▸ Exercise goal: Make an exact copy of every entry below, with the pictures left out.

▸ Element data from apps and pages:
________________________

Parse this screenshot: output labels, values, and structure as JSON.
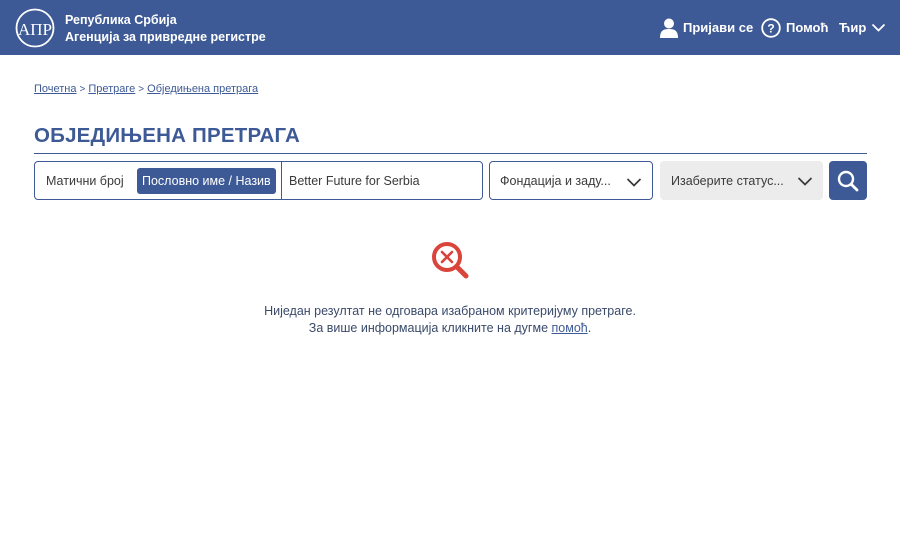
{
  "header": {
    "brand_line1": "Република Србија",
    "brand_line2": "Агенција за привредне регистре",
    "login_label": "Пријави се",
    "help_label": "Помоћ",
    "lang_label": "Ћир",
    "color": "#3d5a96",
    "logo_text": "АПР"
  },
  "breadcrumb": {
    "items": [
      "Почетна",
      "Претраге",
      "Обједињена претрага"
    ],
    "separator": ">"
  },
  "page": {
    "title": "ОБЈЕДИЊЕНА ПРЕТРАГА"
  },
  "search": {
    "mode_options": [
      "Матични број",
      "Пословно име / Назив"
    ],
    "selected_mode": "Пословно име / Назив",
    "query_value": "Better Future for Serbia",
    "type_select_value": "Фондација и заду...",
    "status_select_value": "Изаберите статус...",
    "button_icon": "search-icon"
  },
  "no_result": {
    "icon": "no-result-icon",
    "line1": "Ниједан резултат не одговара изабраном критеријуму претраге.",
    "line2_prefix": "За више информација кликните на дугме ",
    "line2_link": "помоћ",
    "line2_suffix": ".",
    "icon_color": "#d9443b"
  }
}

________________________

▸ Solution for this task:
Parse this screenshot: output labels, values, and structure as JSON.
{
  "header": {
    "brand_line1": "Република Србија",
    "brand_line2": "Агенција за привредне регистре",
    "login_label": "Пријави се",
    "help_label": "Помоћ",
    "lang_label": "Ћир",
    "color": "#3d5a96",
    "logo_text": "АПР"
  },
  "breadcrumb": {
    "items": [
      "Почетна",
      "Претраге",
      "Обједињена претрага"
    ],
    "separator": ">"
  },
  "page": {
    "title": "ОБЈЕДИЊЕНА ПРЕТРАГА"
  },
  "search": {
    "mode_options": [
      "Матични број",
      "Пословно име / Назив"
    ],
    "selected_mode": "Пословно име / Назив",
    "query_value": "Better Future for Serbia",
    "type_select_value": "Фондација и заду...",
    "status_select_value": "Изаберите статус...",
    "button_icon": "search-icon"
  },
  "no_result": {
    "icon": "no-result-icon",
    "line1": "Ниједан резултат не одговара изабраном критеријуму претраге.",
    "line2_prefix": "За више информација кликните на дугме ",
    "line2_link": "помоћ",
    "line2_suffix": ".",
    "icon_color": "#d9443b"
  }
}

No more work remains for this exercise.